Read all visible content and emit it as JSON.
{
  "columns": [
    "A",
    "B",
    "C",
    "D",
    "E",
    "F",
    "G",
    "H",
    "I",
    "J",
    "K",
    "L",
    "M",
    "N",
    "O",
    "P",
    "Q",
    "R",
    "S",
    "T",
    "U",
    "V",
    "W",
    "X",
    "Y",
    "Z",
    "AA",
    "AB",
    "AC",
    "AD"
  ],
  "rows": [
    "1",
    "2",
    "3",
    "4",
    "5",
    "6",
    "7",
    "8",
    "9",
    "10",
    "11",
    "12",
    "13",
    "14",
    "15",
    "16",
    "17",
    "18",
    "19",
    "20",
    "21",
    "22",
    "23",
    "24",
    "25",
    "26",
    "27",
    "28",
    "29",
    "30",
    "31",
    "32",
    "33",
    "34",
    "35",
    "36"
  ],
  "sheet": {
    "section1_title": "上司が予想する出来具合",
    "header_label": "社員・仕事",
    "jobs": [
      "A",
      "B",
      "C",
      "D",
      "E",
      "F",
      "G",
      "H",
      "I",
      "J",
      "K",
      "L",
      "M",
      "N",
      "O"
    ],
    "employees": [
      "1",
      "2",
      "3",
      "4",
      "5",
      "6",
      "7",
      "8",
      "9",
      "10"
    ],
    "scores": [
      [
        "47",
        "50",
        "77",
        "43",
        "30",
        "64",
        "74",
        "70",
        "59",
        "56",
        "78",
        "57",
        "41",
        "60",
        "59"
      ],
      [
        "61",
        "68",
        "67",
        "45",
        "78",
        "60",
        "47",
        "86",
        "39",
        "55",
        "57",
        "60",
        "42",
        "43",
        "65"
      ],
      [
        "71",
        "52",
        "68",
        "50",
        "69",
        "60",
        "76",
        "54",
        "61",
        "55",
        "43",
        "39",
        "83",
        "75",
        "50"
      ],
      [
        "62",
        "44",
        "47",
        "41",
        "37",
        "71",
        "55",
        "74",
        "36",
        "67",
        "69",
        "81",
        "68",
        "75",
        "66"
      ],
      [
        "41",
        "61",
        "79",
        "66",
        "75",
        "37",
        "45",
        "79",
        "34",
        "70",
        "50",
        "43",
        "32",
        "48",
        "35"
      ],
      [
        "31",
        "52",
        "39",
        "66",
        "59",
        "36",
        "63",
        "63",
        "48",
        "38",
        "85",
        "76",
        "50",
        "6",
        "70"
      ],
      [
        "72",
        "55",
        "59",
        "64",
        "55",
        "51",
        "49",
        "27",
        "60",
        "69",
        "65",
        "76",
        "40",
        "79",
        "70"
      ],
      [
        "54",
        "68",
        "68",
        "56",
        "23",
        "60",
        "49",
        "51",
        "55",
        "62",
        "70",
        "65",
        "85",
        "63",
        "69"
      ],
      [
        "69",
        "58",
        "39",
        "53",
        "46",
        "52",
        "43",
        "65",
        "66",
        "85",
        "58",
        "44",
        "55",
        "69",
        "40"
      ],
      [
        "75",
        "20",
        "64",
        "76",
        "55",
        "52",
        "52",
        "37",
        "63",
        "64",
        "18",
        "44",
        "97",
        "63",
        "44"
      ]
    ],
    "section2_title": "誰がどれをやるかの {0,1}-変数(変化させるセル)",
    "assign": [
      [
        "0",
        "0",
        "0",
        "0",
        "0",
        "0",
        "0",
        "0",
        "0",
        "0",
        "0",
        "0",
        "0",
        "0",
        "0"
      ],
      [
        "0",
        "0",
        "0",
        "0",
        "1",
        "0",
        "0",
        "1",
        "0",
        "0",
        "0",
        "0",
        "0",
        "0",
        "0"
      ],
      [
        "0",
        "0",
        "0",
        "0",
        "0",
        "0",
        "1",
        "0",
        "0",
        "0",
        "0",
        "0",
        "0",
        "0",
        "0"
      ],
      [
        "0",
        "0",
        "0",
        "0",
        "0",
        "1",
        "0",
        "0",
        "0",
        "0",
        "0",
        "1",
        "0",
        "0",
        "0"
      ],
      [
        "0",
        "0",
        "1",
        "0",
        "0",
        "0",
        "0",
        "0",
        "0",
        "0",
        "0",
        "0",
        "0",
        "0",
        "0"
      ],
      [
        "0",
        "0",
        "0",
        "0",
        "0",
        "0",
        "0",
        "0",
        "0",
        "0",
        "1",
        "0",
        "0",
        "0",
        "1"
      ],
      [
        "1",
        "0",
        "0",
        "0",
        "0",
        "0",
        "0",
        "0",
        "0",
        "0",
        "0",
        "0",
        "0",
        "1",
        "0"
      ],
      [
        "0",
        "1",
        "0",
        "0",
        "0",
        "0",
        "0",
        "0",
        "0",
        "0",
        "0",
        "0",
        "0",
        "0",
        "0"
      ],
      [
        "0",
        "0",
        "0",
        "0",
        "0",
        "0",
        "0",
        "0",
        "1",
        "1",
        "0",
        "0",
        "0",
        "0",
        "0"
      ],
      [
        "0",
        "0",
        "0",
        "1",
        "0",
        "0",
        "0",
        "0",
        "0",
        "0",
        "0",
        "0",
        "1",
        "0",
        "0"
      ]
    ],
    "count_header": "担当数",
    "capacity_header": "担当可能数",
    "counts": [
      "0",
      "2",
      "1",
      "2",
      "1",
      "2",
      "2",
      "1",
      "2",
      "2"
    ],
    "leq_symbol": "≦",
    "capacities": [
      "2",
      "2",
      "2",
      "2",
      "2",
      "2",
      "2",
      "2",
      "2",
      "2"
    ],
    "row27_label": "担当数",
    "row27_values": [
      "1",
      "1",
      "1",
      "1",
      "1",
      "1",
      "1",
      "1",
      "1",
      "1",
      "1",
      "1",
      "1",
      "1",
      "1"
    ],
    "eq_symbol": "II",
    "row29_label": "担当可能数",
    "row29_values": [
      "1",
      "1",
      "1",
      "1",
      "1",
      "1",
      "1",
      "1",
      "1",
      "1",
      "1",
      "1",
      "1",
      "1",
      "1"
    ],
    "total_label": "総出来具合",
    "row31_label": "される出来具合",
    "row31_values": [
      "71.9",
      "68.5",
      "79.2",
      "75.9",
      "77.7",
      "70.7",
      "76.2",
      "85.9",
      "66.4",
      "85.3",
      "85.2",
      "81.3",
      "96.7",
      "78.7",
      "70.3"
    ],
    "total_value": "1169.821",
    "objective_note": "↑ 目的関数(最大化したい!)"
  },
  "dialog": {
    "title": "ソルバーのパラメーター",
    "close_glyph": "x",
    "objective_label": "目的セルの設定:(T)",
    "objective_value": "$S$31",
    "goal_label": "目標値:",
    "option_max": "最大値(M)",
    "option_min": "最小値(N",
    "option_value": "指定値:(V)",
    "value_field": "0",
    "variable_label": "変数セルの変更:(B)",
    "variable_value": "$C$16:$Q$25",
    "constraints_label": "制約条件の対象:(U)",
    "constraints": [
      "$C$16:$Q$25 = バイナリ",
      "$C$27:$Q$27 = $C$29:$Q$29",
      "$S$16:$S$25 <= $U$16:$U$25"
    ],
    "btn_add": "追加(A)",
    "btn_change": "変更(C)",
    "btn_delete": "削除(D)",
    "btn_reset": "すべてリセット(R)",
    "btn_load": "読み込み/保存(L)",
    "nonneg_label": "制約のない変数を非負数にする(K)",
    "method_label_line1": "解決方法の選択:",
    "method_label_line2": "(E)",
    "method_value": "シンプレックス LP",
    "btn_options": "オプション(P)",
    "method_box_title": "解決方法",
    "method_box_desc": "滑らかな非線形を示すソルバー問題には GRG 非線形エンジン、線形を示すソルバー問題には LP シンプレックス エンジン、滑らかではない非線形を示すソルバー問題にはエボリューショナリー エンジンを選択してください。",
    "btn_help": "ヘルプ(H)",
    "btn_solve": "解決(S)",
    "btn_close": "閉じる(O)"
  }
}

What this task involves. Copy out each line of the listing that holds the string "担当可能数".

Result of this task.
    "capacity_header": "担当可能数",
    "row29_label": "担当可能数",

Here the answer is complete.